#### [Required work]
Report, in full, each line of the material below in which the string "value" occurs.

#### [Extracted entries]
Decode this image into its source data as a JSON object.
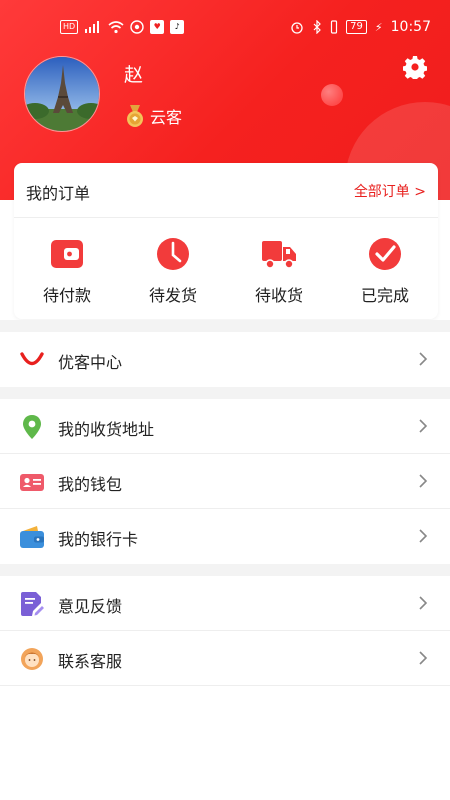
{
  "status_bar": {
    "icons_left": [
      "hd-icon",
      "signal-4g-icon",
      "wifi-icon",
      "app-icon",
      "app-badge-icon",
      "tiktok-icon"
    ],
    "icons_right": [
      "alarm-icon",
      "bluetooth-icon",
      "vibrate-icon"
    ],
    "hd_label": "HD",
    "battery": "79",
    "time": "10:57"
  },
  "profile": {
    "name": "赵",
    "level": "云客",
    "level_icon": "medal-icon",
    "settings_icon": "gear-icon"
  },
  "orders": {
    "title": "我的订单",
    "all_link": "全部订单 >",
    "items": [
      {
        "label": "待付款",
        "icon": "wallet-icon"
      },
      {
        "label": "待发货",
        "icon": "clock-icon"
      },
      {
        "label": "待收货",
        "icon": "truck-icon"
      },
      {
        "label": "已完成",
        "icon": "check-icon"
      }
    ]
  },
  "menu": {
    "vip_center": "优客中心",
    "address": "我的收货地址",
    "wallet": "我的钱包",
    "bank_card": "我的银行卡",
    "feedback": "意见反馈",
    "service": "联系客服"
  },
  "colors": {
    "brand_red": "#f5211f",
    "link_red": "#e8201e",
    "separator": "#f3f3f3"
  }
}
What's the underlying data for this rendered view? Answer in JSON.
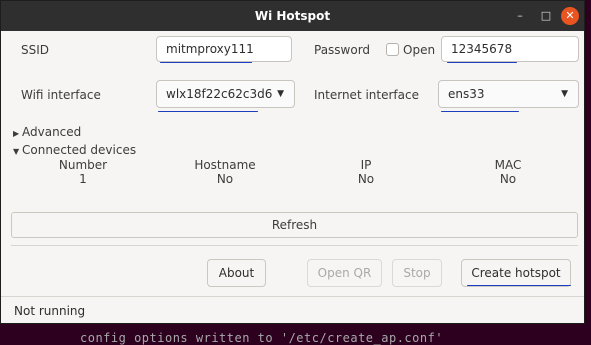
{
  "window": {
    "title": "Wi Hotspot",
    "controls": {
      "minimize": "–",
      "maximize": "□",
      "close": "✕"
    }
  },
  "ssid": {
    "label": "SSID",
    "value": "mitmproxy111"
  },
  "password": {
    "label": "Password",
    "open_label": "Open",
    "open_checked": false,
    "value": "12345678"
  },
  "wifi_interface": {
    "label": "Wifi interface",
    "value": "wlx18f22c62c3d6"
  },
  "internet_interface": {
    "label": "Internet interface",
    "value": "ens33"
  },
  "advanced": {
    "label": "Advanced",
    "expanded": false
  },
  "connected_devices": {
    "label": "Connected devices",
    "expanded": true,
    "columns": [
      "Number",
      "Hostname",
      "IP",
      "MAC"
    ],
    "rows": [
      [
        "1",
        "No",
        "No",
        "No"
      ]
    ]
  },
  "buttons": {
    "refresh": "Refresh",
    "about": "About",
    "open_qr": "Open QR",
    "stop": "Stop",
    "create_hotspot": "Create hotspot"
  },
  "status": "Not running",
  "background_terminal_text": "config options written to '/etc/create_ap.conf'",
  "colors": {
    "accent": "#e95420",
    "annotation": "#1b3fc0",
    "titlebar": "#2f2f2f"
  }
}
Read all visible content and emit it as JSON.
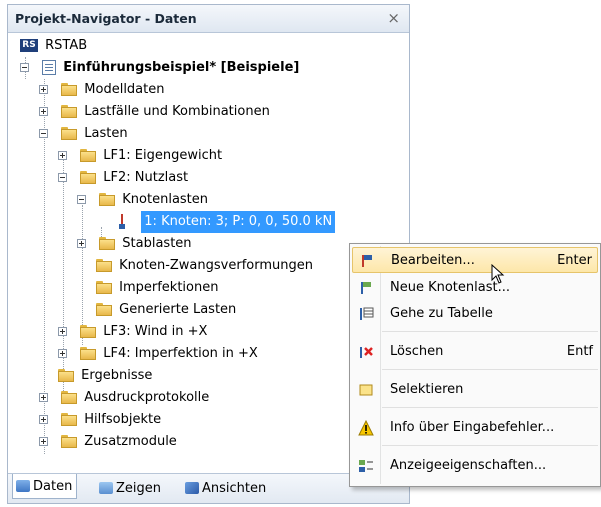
{
  "panel": {
    "title": "Projekt-Navigator - Daten",
    "close": "×"
  },
  "tree": {
    "root": "RSTAB",
    "project": "Einführungsbeispiel* [Beispiele]",
    "items": {
      "modelldaten": "Modelldaten",
      "lastfaelle": "Lastfälle und Kombinationen",
      "lasten": "Lasten",
      "lf1": "LF1: Eigengewicht",
      "lf2": "LF2: Nutzlast",
      "knotenlasten": "Knotenlasten",
      "knotenlast_item": "1: Knoten: 3; P: 0, 0, 50.0 kN",
      "stablasten": "Stablasten",
      "zwang": "Knoten-Zwangsverformungen",
      "imperf": "Imperfektionen",
      "generiert": "Generierte Lasten",
      "lf3": "LF3: Wind in +X",
      "lf4": "LF4: Imperfektion in +X",
      "ergebnisse": "Ergebnisse",
      "ausdruck": "Ausdruckprotokolle",
      "hilfs": "Hilfsobjekte",
      "zusatz": "Zusatzmodule"
    }
  },
  "bottom_tabs": {
    "daten": "Daten",
    "zeigen": "Zeigen",
    "ansichten": "Ansichten"
  },
  "context_menu": {
    "bearbeiten": "Bearbeiten...",
    "bearbeiten_key": "Enter",
    "neue": "Neue Knotenlast...",
    "gehe": "Gehe zu Tabelle",
    "loeschen": "Löschen",
    "loeschen_key": "Entf",
    "selektieren": "Selektieren",
    "info": "Info über Eingabefehler...",
    "anzeige": "Anzeigeeigenschaften..."
  },
  "colors": {
    "selection": "#3399ff",
    "folder": "#f2c94c",
    "menu_hover": "#fde7a9"
  }
}
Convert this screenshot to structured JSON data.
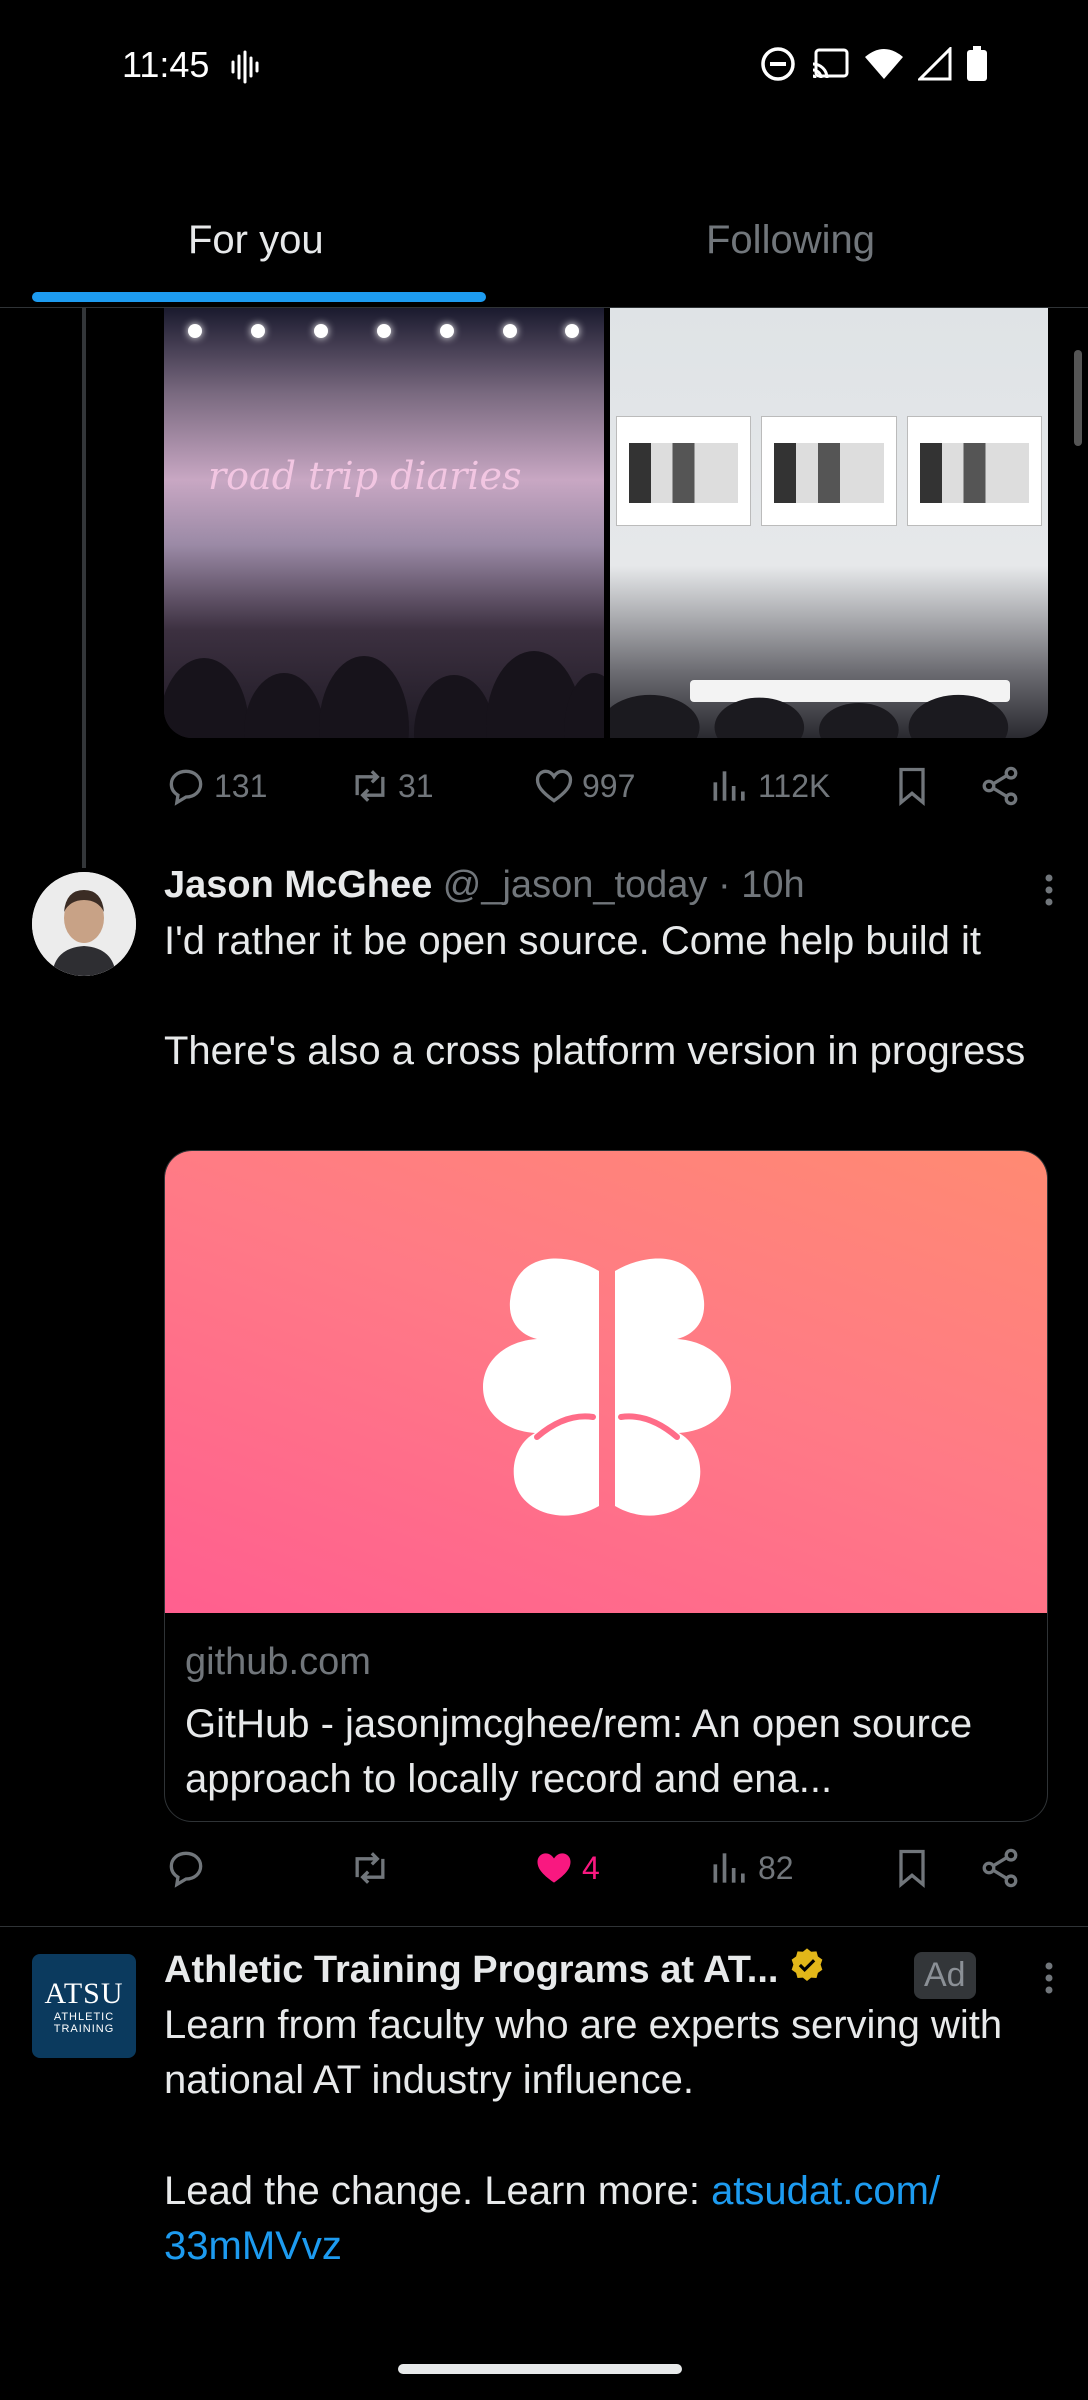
{
  "status_bar": {
    "time": "11:45",
    "icons": [
      "voicemail-wave-icon",
      "dnd-icon",
      "cast-icon",
      "wifi-icon",
      "signal-icon",
      "battery-icon"
    ]
  },
  "tabs": [
    {
      "label": "For you",
      "selected": true
    },
    {
      "label": "Following",
      "selected": false
    }
  ],
  "prev_tweet": {
    "media_text": "road trip diaries",
    "actions": {
      "replies": "131",
      "reposts": "31",
      "likes": "997",
      "views": "112K"
    }
  },
  "tweet": {
    "name": "Jason McGhee",
    "handle": "@_jason_today",
    "time": "· 10h",
    "text": "I'd rather it be open source. Come help build it\n\nThere's also a cross platform version in progress",
    "card": {
      "domain": "github.com",
      "title": "GitHub - jasonjmcghee/rem: An open source approach to locally record and ena..."
    },
    "actions": {
      "replies": "",
      "reposts": "",
      "likes": "4",
      "views": "82"
    },
    "liked": true
  },
  "ad": {
    "name": "Athletic Training Programs at AT...",
    "verified": true,
    "badge": "Ad",
    "logo_big": "ATSU",
    "logo_small": "ATHLETIC TRAINING",
    "text": "Learn from faculty who are experts serving with national AT industry influence.",
    "cta_prefix": "Lead the change. Learn more: ",
    "cta_link": "atsudat.com/ 33mMVvz"
  },
  "colors": {
    "accent": "#1d9bf0",
    "like": "#f91880",
    "muted": "#71767b",
    "text": "#e7e9ea",
    "background": "#000000"
  }
}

#### [Result of the exercise]
    "value": "mitmproxy111"
    "value": "12345678"
    "value": "wlx18f22c62c3d6"
    "value": "ens33"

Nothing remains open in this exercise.